Picturing the postwar city in the paintings and architectural projects of the Art Brut pioneer
This is the first in-depth study to address the role of the city in the work of French artist Jean Dubuffet (1901–84). Dubuffet promoted the art of children and the mentally ill as Art Brut, and sought to emulate the immediacy of their untrained styles in his own work. But this publication reveals another side of Dubuffetan artist grounded in his own place and time, a participant in the day’s activities and discourses.
Dubuffet and the City: People, Place and Urban Space examines the role of the city in the formation of Dubuffet’s work: the city as a material, as a source and as a vehicle for ideas. Berrebi analyzes works in which Dubuffet depicts city dwellers, sites and urban spaces, and discusses the artist’s architectural projects from the 1960s and '70s against the background of heated debates in the field of postwar urbanism.
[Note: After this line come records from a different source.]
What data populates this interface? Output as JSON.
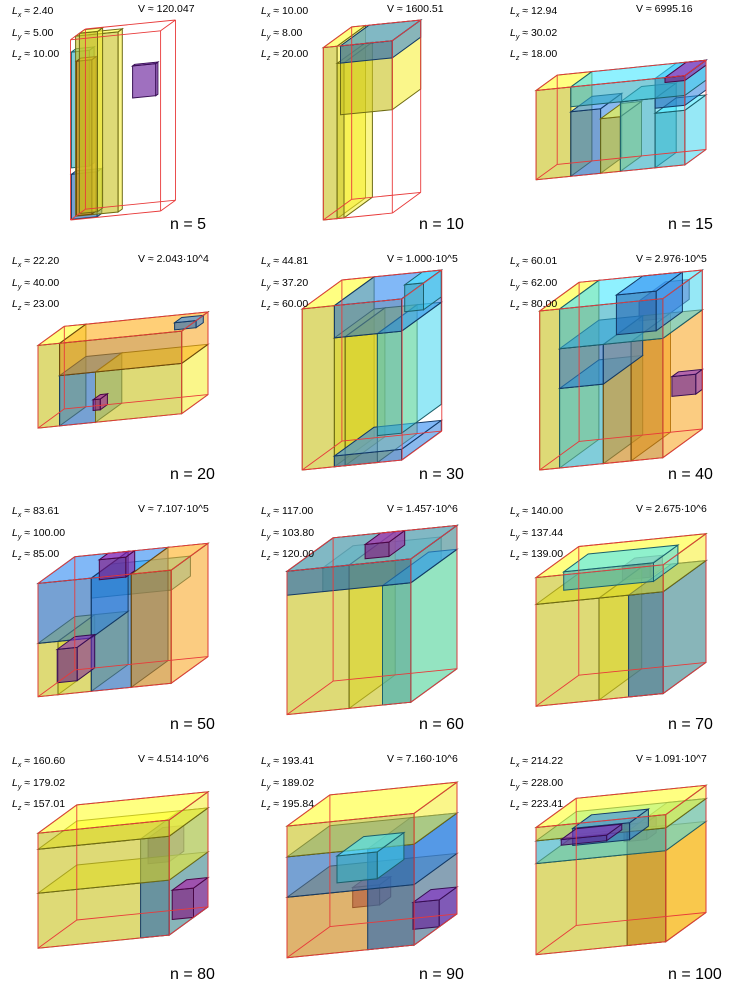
{
  "colors": {
    "yellow": "#f5ee2a",
    "orange": "#f7a21a",
    "cyan": "#3fd6ee",
    "blue": "#2a7fe0",
    "purple": "#7a1fb8",
    "magenta": "#a0109a",
    "frame": "#e83a3a"
  },
  "panels": [
    {
      "lx": "≈ 2.40",
      "ly": "≈ 5.00",
      "lz": "≈ 10.00",
      "v": "V ≈ 120.047",
      "n": "n = 5",
      "frame": [
        3.5,
        7,
        14
      ],
      "boxes": [
        [
          0.2,
          0,
          0,
          1.2,
          1.4,
          14,
          "yellow"
        ],
        [
          1.3,
          0,
          0,
          1.0,
          3.3,
          14,
          "yellow"
        ],
        [
          2.2,
          0,
          4,
          1.1,
          1.4,
          9,
          "cyan"
        ],
        [
          2.2,
          0,
          0,
          1.1,
          2.0,
          3.5,
          "blue"
        ],
        [
          1.1,
          4.2,
          8.6,
          0.5,
          1.8,
          2.5,
          "purple"
        ],
        [
          1.1,
          0,
          0,
          1.0,
          1.2,
          12,
          "orange"
        ]
      ]
    },
    {
      "lx": "≈ 10.00",
      "ly": "≈ 8.00",
      "lz": "≈ 20.00",
      "v": "V ≈ 1600.51",
      "n": "n = 10",
      "frame": [
        10,
        8,
        20
      ],
      "boxes": [
        [
          0,
          0,
          0,
          10,
          1.6,
          20,
          "yellow"
        ],
        [
          0,
          2,
          12,
          10,
          6,
          8,
          "yellow"
        ],
        [
          0,
          2,
          18,
          10,
          6,
          2,
          "blue"
        ],
        [
          0,
          1.6,
          0,
          10,
          0.8,
          18,
          "yellow"
        ]
      ]
    },
    {
      "lx": "≈ 12.94",
      "ly": "≈ 30.02",
      "lz": "≈ 18.00",
      "v": "V ≈ 6995.16",
      "n": "n = 15",
      "frame": [
        12.94,
        30,
        18
      ],
      "boxes": [
        [
          0,
          0,
          0,
          12.9,
          7,
          18,
          "yellow"
        ],
        [
          0,
          7,
          14,
          12.9,
          23,
          4,
          "cyan"
        ],
        [
          0,
          7,
          0,
          12.9,
          6,
          13,
          "blue"
        ],
        [
          0,
          13,
          0,
          12.9,
          4,
          11,
          "yellow"
        ],
        [
          0,
          17,
          0,
          12.9,
          7,
          14,
          "cyan"
        ],
        [
          0,
          24,
          12,
          12.9,
          6,
          6,
          "blue"
        ],
        [
          0,
          24,
          0,
          12.9,
          6,
          11,
          "cyan"
        ],
        [
          0,
          26,
          17,
          12.9,
          4,
          1,
          "magenta"
        ]
      ]
    },
    {
      "lx": "≈ 22.20",
      "ly": "≈ 40.00",
      "lz": "≈ 23.00",
      "v": "V ≈ 2.043·10^4",
      "n": "n = 20",
      "frame": [
        22.2,
        40,
        23
      ],
      "boxes": [
        [
          0,
          0,
          0,
          22.2,
          6,
          23,
          "yellow"
        ],
        [
          0,
          6,
          14,
          22.2,
          34,
          9,
          "orange"
        ],
        [
          0,
          6,
          0,
          22.2,
          10,
          14,
          "blue"
        ],
        [
          0,
          16,
          0,
          22.2,
          24,
          14,
          "yellow"
        ],
        [
          4,
          34,
          21,
          6,
          6,
          2,
          "blue"
        ],
        [
          0,
          10,
          0,
          6,
          2,
          3,
          "magenta"
        ]
      ]
    },
    {
      "lx": "≈ 44.81",
      "ly": "≈ 37.20",
      "lz": "≈ 60.00",
      "v": "V ≈ 1.000·10^5",
      "n": "n = 30",
      "frame": [
        44.8,
        37.2,
        60
      ],
      "boxes": [
        [
          0,
          0,
          0,
          44.8,
          12,
          60,
          "yellow"
        ],
        [
          0,
          12,
          48,
          44.8,
          25,
          12,
          "blue"
        ],
        [
          0,
          12,
          0,
          44.8,
          4,
          48,
          "yellow"
        ],
        [
          0,
          16,
          0,
          44.8,
          12,
          48,
          "yellow"
        ],
        [
          0,
          28,
          10,
          44.8,
          9,
          38,
          "cyan"
        ],
        [
          0,
          12,
          0,
          44.8,
          25,
          4,
          "blue"
        ],
        [
          0,
          30,
          50,
          20,
          7,
          10,
          "cyan"
        ]
      ]
    },
    {
      "lx": "≈ 60.01",
      "ly": "≈ 62.00",
      "lz": "≈ 80.00",
      "v": "V ≈ 2.976·10^5",
      "n": "n = 40",
      "frame": [
        60,
        62,
        80
      ],
      "boxes": [
        [
          0,
          0,
          0,
          60,
          10,
          80,
          "yellow"
        ],
        [
          0,
          10,
          60,
          60,
          52,
          20,
          "cyan"
        ],
        [
          0,
          10,
          0,
          60,
          22,
          40,
          "cyan"
        ],
        [
          0,
          10,
          40,
          60,
          22,
          20,
          "blue"
        ],
        [
          0,
          32,
          0,
          60,
          14,
          60,
          "orange"
        ],
        [
          0,
          46,
          0,
          60,
          16,
          60,
          "orange"
        ],
        [
          0,
          32,
          60,
          40,
          20,
          20,
          "blue"
        ],
        [
          20,
          50,
          70,
          40,
          12,
          10,
          "purple"
        ],
        [
          0,
          50,
          20,
          10,
          12,
          10,
          "purple"
        ]
      ]
    },
    {
      "lx": "≈ 83.61",
      "ly": "≈ 100.00",
      "lz": "≈ 85.00",
      "v": "V ≈ 7.107·10^5",
      "n": "n = 50",
      "frame": [
        83.6,
        100,
        85
      ],
      "boxes": [
        [
          0,
          0,
          40,
          83.6,
          40,
          45,
          "blue"
        ],
        [
          0,
          0,
          0,
          83.6,
          15,
          40,
          "yellow"
        ],
        [
          0,
          15,
          0,
          83.6,
          25,
          40,
          "yellow"
        ],
        [
          0,
          40,
          0,
          83.6,
          30,
          85,
          "blue"
        ],
        [
          0,
          70,
          0,
          83.6,
          30,
          85,
          "orange"
        ],
        [
          40,
          40,
          70,
          43.6,
          60,
          15,
          "cyan"
        ],
        [
          0,
          0,
          0,
          40,
          15,
          25,
          "purple"
        ],
        [
          0,
          25,
          70,
          20,
          20,
          15,
          "magenta"
        ]
      ]
    },
    {
      "lx": "≈ 117.00",
      "ly": "≈ 103.80",
      "lz": "≈ 120.00",
      "v": "V ≈ 1.457·10^6",
      "n": "n = 60",
      "frame": [
        117,
        103.8,
        120
      ],
      "boxes": [
        [
          0,
          0,
          0,
          117,
          52,
          120,
          "yellow"
        ],
        [
          0,
          52,
          0,
          117,
          51.8,
          120,
          "yellow"
        ],
        [
          0,
          0,
          100,
          117,
          103.8,
          20,
          "blue"
        ],
        [
          40,
          30,
          100,
          77,
          73.8,
          20,
          "cyan"
        ],
        [
          0,
          40,
          108,
          40,
          20,
          12,
          "magenta"
        ],
        [
          0,
          80,
          0,
          117,
          23.8,
          100,
          "cyan"
        ]
      ]
    },
    {
      "lx": "≈ 140.00",
      "ly": "≈ 137.44",
      "lz": "≈ 139.00",
      "v": "V ≈ 2.675·10^6",
      "n": "n = 70",
      "frame": [
        140,
        137.4,
        139
      ],
      "boxes": [
        [
          0,
          0,
          0,
          140,
          68,
          110,
          "yellow"
        ],
        [
          0,
          68,
          0,
          140,
          69.4,
          110,
          "yellow"
        ],
        [
          0,
          0,
          110,
          140,
          137.4,
          29,
          "yellow"
        ],
        [
          30,
          20,
          116,
          80,
          97,
          20,
          "cyan"
        ],
        [
          0,
          100,
          0,
          140,
          37.4,
          110,
          "blue"
        ],
        [
          90,
          90,
          125,
          40,
          30,
          14,
          "magenta"
        ]
      ]
    },
    {
      "lx": "≈ 160.60",
      "ly": "≈ 179.02",
      "lz": "≈ 157.01",
      "v": "V ≈ 4.514·10^6",
      "n": "n = 80",
      "frame": [
        160.6,
        179,
        157
      ],
      "boxes": [
        [
          0,
          0,
          0,
          160.6,
          179,
          75,
          "yellow"
        ],
        [
          0,
          0,
          75,
          160.6,
          179,
          60,
          "yellow"
        ],
        [
          0,
          0,
          135,
          160.6,
          179,
          22,
          "yellow"
        ],
        [
          0,
          140,
          0,
          160.6,
          39,
          135,
          "blue"
        ],
        [
          0,
          150,
          0,
          60,
          29,
          40,
          "magenta"
        ],
        [
          100,
          150,
          100,
          60,
          29,
          35,
          "purple"
        ]
      ]
    },
    {
      "lx": "≈ 193.41",
      "ly": "≈ 189.02",
      "lz": "≈ 195.84",
      "v": "V ≈ 7.160·10^6",
      "n": "n = 90",
      "frame": [
        193.4,
        189,
        195.8
      ],
      "boxes": [
        [
          0,
          0,
          0,
          193.4,
          189,
          90,
          "orange"
        ],
        [
          0,
          0,
          90,
          193.4,
          189,
          60,
          "blue"
        ],
        [
          0,
          0,
          150,
          193.4,
          189,
          45.8,
          "yellow"
        ],
        [
          0,
          120,
          0,
          193.4,
          69,
          150,
          "blue"
        ],
        [
          30,
          60,
          95,
          120,
          60,
          40,
          "cyan"
        ],
        [
          0,
          150,
          0,
          80,
          39,
          40,
          "purple"
        ],
        [
          120,
          90,
          60,
          50,
          40,
          30,
          "magenta"
        ]
      ]
    },
    {
      "lx": "≈ 214.22",
      "ly": "≈ 228.00",
      "lz": "≈ 223.41",
      "v": "V ≈ 1.091·10^7",
      "n": "n = 100",
      "frame": [
        214.2,
        228,
        223.4
      ],
      "boxes": [
        [
          0,
          0,
          0,
          214.2,
          228,
          160,
          "yellow"
        ],
        [
          0,
          0,
          160,
          214.2,
          228,
          40,
          "cyan"
        ],
        [
          0,
          0,
          200,
          214.2,
          228,
          23.4,
          "yellow"
        ],
        [
          0,
          160,
          0,
          214.2,
          68,
          200,
          "orange"
        ],
        [
          40,
          40,
          170,
          100,
          100,
          30,
          "blue"
        ],
        [
          150,
          150,
          180,
          50,
          40,
          30,
          "magenta"
        ],
        [
          0,
          0,
          160,
          80,
          80,
          10,
          "purple"
        ]
      ]
    }
  ]
}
Accompanying and extending an exhibition at Hauser & Wirth Zürich, this volume includes full-color reproductions of Dubuffet’s artworks, as well as little-known archival material from the Fondation Dubuffet and several texts by the artist, translated here in English for the first time.